Almost as soon as the story was over, people in different parts of the audience barked almost in unison, “What about everyone else?” The service aficionado spent several minutes ducking and dodging as a growing number of attendees hurled the lines of “I’d be pissed,” “That’s not good service!” and “Do you really believe that stuff?” She eventually recovered and finished her session, but the discussion at the bar that night was all about whether to please the one at the expense of the many.

Just about everyone has seen this problem from the three perspectives involved. I know I’ve had to serve the idiot, wait in line behind the idiot … and, of course, been the idiot. The last time I was the cause, I inadvertently looked over my shoulder and noticed the line behind me. Immediately, it dawned on me. The person helping me – because of my stupidity – was screwing everybody else.

That’s what prompted me to dig into this issue. I realized that, on occasion, going the extra mile for one customer can alienate many others.

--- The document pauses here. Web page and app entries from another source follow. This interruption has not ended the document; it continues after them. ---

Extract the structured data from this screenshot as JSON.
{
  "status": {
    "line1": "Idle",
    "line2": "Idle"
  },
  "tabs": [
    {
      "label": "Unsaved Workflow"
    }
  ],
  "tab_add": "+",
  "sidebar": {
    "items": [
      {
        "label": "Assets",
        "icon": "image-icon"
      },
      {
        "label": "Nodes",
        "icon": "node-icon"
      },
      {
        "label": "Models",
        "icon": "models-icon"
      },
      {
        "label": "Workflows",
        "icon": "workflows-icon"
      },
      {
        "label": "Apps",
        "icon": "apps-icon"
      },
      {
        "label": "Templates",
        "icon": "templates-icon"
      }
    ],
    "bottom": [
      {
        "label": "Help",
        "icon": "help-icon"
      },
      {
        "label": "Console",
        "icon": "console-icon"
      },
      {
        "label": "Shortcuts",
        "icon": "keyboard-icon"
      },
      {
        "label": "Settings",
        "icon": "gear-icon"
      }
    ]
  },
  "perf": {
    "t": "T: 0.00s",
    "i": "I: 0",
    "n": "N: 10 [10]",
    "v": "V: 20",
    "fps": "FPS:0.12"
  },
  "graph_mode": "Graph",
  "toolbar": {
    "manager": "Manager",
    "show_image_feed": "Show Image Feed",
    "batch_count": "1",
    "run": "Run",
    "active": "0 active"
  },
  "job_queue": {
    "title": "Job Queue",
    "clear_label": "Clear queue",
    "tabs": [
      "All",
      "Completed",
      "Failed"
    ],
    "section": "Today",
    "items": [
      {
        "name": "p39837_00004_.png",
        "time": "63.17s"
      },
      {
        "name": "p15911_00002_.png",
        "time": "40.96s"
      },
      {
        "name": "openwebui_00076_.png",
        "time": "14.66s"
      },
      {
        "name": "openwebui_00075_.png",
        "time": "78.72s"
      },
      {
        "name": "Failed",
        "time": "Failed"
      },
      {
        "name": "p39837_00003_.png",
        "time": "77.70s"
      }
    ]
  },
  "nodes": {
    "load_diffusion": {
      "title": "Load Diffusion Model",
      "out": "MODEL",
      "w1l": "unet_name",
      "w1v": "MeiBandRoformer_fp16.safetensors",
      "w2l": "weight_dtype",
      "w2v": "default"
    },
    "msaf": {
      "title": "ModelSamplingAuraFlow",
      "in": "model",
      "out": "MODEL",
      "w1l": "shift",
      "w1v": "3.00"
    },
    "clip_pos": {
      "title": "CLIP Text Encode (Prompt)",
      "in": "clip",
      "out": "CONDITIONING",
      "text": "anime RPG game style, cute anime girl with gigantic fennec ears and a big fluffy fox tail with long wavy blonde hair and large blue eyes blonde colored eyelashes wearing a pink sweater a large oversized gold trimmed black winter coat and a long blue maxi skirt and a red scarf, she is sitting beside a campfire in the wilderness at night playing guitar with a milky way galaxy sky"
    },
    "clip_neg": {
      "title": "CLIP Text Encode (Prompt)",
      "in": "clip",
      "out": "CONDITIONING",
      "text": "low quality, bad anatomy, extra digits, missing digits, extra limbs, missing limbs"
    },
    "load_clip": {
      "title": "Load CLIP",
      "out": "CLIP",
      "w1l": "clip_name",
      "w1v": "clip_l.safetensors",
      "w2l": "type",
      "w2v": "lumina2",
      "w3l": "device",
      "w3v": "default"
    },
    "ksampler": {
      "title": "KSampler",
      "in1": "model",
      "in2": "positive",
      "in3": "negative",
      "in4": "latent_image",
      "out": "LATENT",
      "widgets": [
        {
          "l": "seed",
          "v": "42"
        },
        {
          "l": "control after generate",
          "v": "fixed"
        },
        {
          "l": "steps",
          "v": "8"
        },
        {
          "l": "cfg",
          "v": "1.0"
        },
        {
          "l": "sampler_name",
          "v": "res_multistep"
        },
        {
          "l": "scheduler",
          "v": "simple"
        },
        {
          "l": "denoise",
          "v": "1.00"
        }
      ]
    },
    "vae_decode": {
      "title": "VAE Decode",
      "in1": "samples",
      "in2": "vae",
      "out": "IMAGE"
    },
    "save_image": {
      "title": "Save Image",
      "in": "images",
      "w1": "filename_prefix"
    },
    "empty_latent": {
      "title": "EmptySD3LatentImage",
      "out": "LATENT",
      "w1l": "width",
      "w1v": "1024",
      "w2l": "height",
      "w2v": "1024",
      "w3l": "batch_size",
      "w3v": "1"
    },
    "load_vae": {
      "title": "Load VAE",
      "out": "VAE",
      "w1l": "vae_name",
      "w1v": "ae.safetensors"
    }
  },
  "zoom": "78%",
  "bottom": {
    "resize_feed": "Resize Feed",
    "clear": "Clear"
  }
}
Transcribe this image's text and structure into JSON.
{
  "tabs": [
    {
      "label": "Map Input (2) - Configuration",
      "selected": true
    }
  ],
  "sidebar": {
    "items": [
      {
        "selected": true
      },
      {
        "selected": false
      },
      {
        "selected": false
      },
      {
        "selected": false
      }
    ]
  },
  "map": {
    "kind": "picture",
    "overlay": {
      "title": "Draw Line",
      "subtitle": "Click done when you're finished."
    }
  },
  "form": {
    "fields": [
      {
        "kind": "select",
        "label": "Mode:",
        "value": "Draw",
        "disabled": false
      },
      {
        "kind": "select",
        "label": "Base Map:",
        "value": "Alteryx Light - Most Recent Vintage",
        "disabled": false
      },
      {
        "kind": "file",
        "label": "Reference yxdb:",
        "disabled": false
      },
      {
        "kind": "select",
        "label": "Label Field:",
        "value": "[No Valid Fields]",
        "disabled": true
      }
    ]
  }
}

If you’re on the service side of the desk, instead of rushing to help, consider the following criteria before committing plenty of time:

1. Is the problem legitimate?
If the customer/passenger has been wronged somehow, do everything it takes to fix the problem. If this isn’t the case, go to #2.

2. Can the situation reasonably be resolved?
A problem with no solution isn’t worth everyone else’s time. At some point, the madness has to stop.

3. What was the customer’s role in all this?
Is this a situation of the customer’s own creation (e.g., late for a flight)? If so, take this into account. Personal responsibility should be considered.

Speaking of personal responsibility, we have some obligations as customers, too.

1. Admit when you screw up
Don’t try to shift the blame and extract the best outcome reasonably possible. Confess, make it as easy and fast as possible to remedy the problem (that you created) and accept whatever alternative can be supplied.

2. Know when it’s time to quit
Don’t push for the answer you want when it’s clear you won’t get it. When defeat is obvious, move on.

3. Use other resources
Complaining at the airport, for example, is a waste of time after a while. Instead, call customer service, write a letter to the CEO (they are read) or turn to social media. Facebook, Twitter and blogs can be great ways to spread the word. Many companies monitor these environments, and the good ones will respond quickly (props to OGIO and Babies “R” Us).

We all love the thought of doing everything possible to help a customer, but sometimes, it just doesn’t make sense. “Reasonable” can do a lot to keep the lines moving and make everyone much, much happier. The best customer service, from time to time, is as little as possible.

[Photo by Larry Myers via Flickr]